Joined Sep 24, 2015
6,269
So, back to the topic: "Open circuit current". If the circuit is open then there is no current.

#### ebeowulf17

Joined Aug 12, 2014
3,282
My question is, if there is no flow, how is there charge after the resistor? I know that through the equation R = V / I, it makes sense, I just want to understand it, sorry if it's kind of a 'stupid' question.
I would love to hear some more expert response to this - I'm absolutely not an expert, but here are my thoughts.

I believe that charge exists at equal levels on both ends of that hypothetical open circuit resistor. In other words, if it's a 50VDC source relative to ground that's charging one side of the resistor, then both ends of that resistor are at 50VDC relative to ground. There wouldn't be any voltage drop across the resistor while there's no current flowing through it, so the voltage should be the same on both ends.

Perhaps I was misunderstanding the phrasing, but it seems like it was implied above somewhere that the voltage wouldn't appear on the open side of the resistor until there was a complete circuit allowing current to flow. I'm pretty sure this is untrue, and that the voltage is there even before you complete the circuit with a meter.

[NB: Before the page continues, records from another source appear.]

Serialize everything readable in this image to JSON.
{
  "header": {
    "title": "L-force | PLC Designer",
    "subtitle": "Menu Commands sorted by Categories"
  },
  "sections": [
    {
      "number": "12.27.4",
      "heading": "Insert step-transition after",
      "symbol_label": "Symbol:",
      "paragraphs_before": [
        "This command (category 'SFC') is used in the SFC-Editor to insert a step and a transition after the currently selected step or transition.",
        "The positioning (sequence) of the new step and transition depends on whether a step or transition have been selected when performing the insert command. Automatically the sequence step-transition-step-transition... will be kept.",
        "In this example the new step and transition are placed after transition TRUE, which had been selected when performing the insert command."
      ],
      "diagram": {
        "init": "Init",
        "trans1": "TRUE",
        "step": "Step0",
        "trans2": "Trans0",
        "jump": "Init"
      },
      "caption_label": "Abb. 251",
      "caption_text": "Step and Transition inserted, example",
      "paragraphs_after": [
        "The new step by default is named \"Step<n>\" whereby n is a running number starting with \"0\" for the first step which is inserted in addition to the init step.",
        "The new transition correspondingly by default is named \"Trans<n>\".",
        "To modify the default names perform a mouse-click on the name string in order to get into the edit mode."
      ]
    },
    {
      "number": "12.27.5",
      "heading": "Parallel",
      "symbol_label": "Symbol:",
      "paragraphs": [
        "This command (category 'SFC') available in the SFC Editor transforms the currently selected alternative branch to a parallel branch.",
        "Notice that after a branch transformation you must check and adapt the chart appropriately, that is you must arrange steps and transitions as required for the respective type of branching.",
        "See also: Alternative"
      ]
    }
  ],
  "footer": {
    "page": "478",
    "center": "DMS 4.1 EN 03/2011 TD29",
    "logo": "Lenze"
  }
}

Think about any spark generating scenario - lightning, static electricity, spark plugs in your car engine. If the voltage didn't climb to extremely high values, the spark would never form. Clearly, even before there's a complete circuit, voltage has reached the extreme end of wherever the spark will jump from. So it seems voltage can "move" without a complete circuit.

My attempt at understanding how this works is that there is a very small amount of current that flows whenever the source voltage changes, due to stray capacitance. The wires, resistors, spark plug bodies, and every other part of the circuit all have there own small amount of capacitance. When you change the source voltage, tiny amounts of current flow to charge those minute capacitances up until they match the source voltage.

I wouldn't be too surprised to hear that I'm way off on this. If I am, I'd appreciate any attempt to help me understand where I've gone wrong.